----- Data provided
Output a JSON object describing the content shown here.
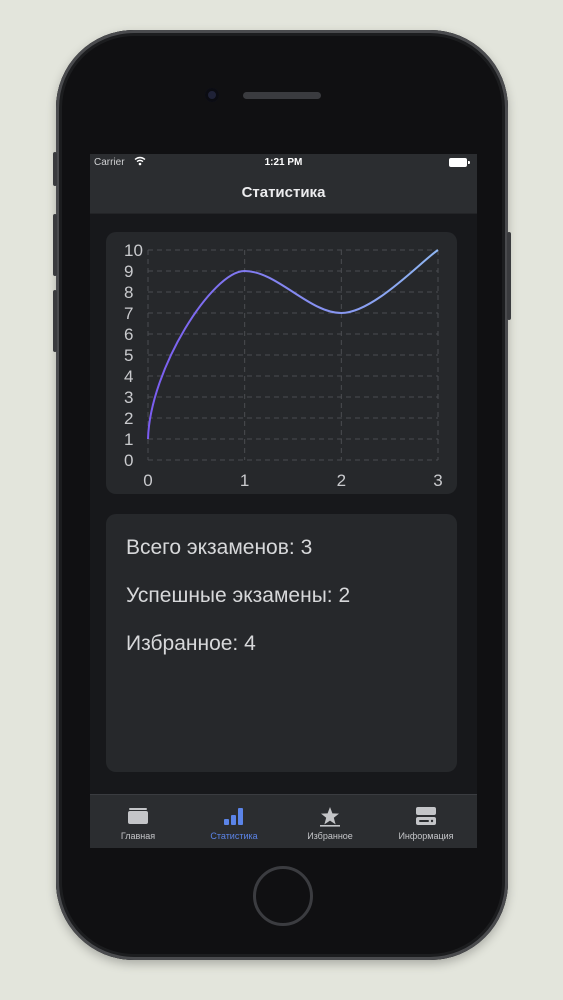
{
  "status_bar": {
    "carrier": "Carrier",
    "time": "1:21 PM"
  },
  "nav": {
    "title": "Статистика"
  },
  "chart_data": {
    "type": "line",
    "x": [
      0,
      1,
      2,
      3
    ],
    "y": [
      1,
      9,
      7,
      10
    ],
    "xlim": [
      0,
      3
    ],
    "ylim": [
      0,
      10
    ],
    "x_ticks": [
      "0",
      "1",
      "2",
      "3"
    ],
    "y_ticks": [
      "0",
      "1",
      "2",
      "3",
      "4",
      "5",
      "6",
      "7",
      "8",
      "9",
      "10"
    ],
    "grid": true,
    "grid_style": "dashed",
    "line_gradient": [
      "#7a5cf0",
      "#8fb6f2"
    ],
    "title": "",
    "xlabel": "",
    "ylabel": ""
  },
  "stats": {
    "total_exams": "Всего экзаменов: 3",
    "passed_exams": "Успешные экзамены: 2",
    "favorites": "Избранное: 4"
  },
  "tabs": [
    {
      "label": "Главная",
      "icon": "cards-icon",
      "active": false
    },
    {
      "label": "Статистика",
      "icon": "bar-chart-icon",
      "active": true
    },
    {
      "label": "Избранное",
      "icon": "star-icon",
      "active": false
    },
    {
      "label": "Информация",
      "icon": "info-box-icon",
      "active": false
    }
  ],
  "colors": {
    "accent": "#5b84e8",
    "background": "#17181b",
    "card": "#26282b",
    "bar": "#2b2d30"
  }
}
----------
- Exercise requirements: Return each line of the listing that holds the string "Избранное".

- Response box:
    "favorites": "Избранное: 4"
      "label": "Избранное",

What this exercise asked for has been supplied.